Top of AVAILABLE DATA

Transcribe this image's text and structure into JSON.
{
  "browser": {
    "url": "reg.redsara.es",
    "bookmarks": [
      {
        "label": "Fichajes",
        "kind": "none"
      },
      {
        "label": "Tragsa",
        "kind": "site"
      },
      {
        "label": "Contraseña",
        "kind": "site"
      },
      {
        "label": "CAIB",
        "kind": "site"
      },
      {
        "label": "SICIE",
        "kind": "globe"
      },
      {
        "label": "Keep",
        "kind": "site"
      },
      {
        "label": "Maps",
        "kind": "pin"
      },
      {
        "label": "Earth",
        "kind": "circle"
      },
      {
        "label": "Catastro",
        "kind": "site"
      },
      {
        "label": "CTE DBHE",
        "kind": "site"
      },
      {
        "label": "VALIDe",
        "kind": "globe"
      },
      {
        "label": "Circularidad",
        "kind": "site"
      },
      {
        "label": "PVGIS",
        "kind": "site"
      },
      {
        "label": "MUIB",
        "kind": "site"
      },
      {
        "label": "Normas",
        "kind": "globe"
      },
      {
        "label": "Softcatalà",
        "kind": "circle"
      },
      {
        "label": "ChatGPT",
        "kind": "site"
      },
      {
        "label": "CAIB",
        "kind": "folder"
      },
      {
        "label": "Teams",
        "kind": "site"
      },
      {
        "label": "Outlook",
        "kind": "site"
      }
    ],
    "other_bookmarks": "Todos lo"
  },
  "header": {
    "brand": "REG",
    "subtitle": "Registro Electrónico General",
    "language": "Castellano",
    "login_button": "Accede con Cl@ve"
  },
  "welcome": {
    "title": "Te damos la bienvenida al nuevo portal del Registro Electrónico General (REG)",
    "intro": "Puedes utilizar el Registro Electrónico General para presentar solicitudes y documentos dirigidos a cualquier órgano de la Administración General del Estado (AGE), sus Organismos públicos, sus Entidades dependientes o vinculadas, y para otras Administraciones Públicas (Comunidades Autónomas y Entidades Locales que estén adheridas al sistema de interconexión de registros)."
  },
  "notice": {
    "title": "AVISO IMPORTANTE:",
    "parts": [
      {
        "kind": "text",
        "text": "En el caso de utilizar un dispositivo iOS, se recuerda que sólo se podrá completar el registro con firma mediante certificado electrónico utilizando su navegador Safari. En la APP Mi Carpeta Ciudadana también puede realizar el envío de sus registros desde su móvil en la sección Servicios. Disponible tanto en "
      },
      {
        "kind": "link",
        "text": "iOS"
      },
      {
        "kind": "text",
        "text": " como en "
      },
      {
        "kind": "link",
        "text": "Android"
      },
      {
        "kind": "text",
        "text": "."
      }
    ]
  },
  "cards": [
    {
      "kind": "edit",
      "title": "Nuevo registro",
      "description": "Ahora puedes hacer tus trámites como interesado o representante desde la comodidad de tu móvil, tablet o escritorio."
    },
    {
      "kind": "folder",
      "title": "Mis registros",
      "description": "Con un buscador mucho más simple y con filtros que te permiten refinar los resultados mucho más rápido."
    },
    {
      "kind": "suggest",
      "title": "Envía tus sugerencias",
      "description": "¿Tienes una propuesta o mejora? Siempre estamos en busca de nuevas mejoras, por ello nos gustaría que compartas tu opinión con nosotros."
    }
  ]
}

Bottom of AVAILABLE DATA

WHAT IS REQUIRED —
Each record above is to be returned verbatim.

RESULT FOR THIS TASK —
Transcribe this image's text and structure into JSON.
{
  "browser": {
    "url": "reg.redsara.es",
    "bookmarks": [
      {
        "label": "Fichajes",
        "kind": "none"
      },
      {
        "label": "Tragsa",
        "kind": "site"
      },
      {
        "label": "Contraseña",
        "kind": "site"
      },
      {
        "label": "CAIB",
        "kind": "site"
      },
      {
        "label": "SICIE",
        "kind": "globe"
      },
      {
        "label": "Keep",
        "kind": "site"
      },
      {
        "label": "Maps",
        "kind": "pin"
      },
      {
        "label": "Earth",
        "kind": "circle"
      },
      {
        "label": "Catastro",
        "kind": "site"
      },
      {
        "label": "CTE DBHE",
        "kind": "site"
      },
      {
        "label": "VALIDe",
        "kind": "globe"
      },
      {
        "label": "Circularidad",
        "kind": "site"
      },
      {
        "label": "PVGIS",
        "kind": "site"
      },
      {
        "label": "MUIB",
        "kind": "site"
      },
      {
        "label": "Normas",
        "kind": "globe"
      },
      {
        "label": "Softcatalà",
        "kind": "circle"
      },
      {
        "label": "ChatGPT",
        "kind": "site"
      },
      {
        "label": "CAIB",
        "kind": "folder"
      },
      {
        "label": "Teams",
        "kind": "site"
      },
      {
        "label": "Outlook",
        "kind": "site"
      }
    ],
    "other_bookmarks": "Todos lo"
  },
  "header": {
    "brand": "REG",
    "subtitle": "Registro Electrónico General",
    "language": "Castellano",
    "login_button": "Accede con Cl@ve"
  },
  "welcome": {
    "title": "Te damos la bienvenida al nuevo portal del Registro Electrónico General (REG)",
    "intro": "Puedes utilizar el Registro Electrónico General para presentar solicitudes y documentos dirigidos a cualquier órgano de la Administración General del Estado (AGE), sus Organismos públicos, sus Entidades dependientes o vinculadas, y para otras Administraciones Públicas (Comunidades Autónomas y Entidades Locales que estén adheridas al sistema de interconexión de registros)."
  },
  "notice": {
    "title": "AVISO IMPORTANTE:",
    "parts": [
      {
        "kind": "text",
        "text": "En el caso de utilizar un dispositivo iOS, se recuerda que sólo se podrá completar el registro con firma mediante certificado electrónico utilizando su navegador Safari. En la APP Mi Carpeta Ciudadana también puede realizar el envío de sus registros desde su móvil en la sección Servicios. Disponible tanto en "
      },
      {
        "kind": "link",
        "text": "iOS"
      },
      {
        "kind": "text",
        "text": " como en "
      },
      {
        "kind": "link",
        "text": "Android"
      },
      {
        "kind": "text",
        "text": "."
      }
    ]
  },
  "cards": [
    {
      "kind": "edit",
      "title": "Nuevo registro",
      "description": "Ahora puedes hacer tus trámites como interesado o representante desde la comodidad de tu móvil, tablet o escritorio."
    },
    {
      "kind": "folder",
      "title": "Mis registros",
      "description": "Con un buscador mucho más simple y con filtros que te permiten refinar los resultados mucho más rápido."
    },
    {
      "kind": "suggest",
      "title": "Envía tus sugerencias",
      "description": "¿Tienes una propuesta o mejora? Siempre estamos en busca de nuevas mejoras, por ello nos gustaría que compartas tu opinión con nosotros."
    }
  ]
}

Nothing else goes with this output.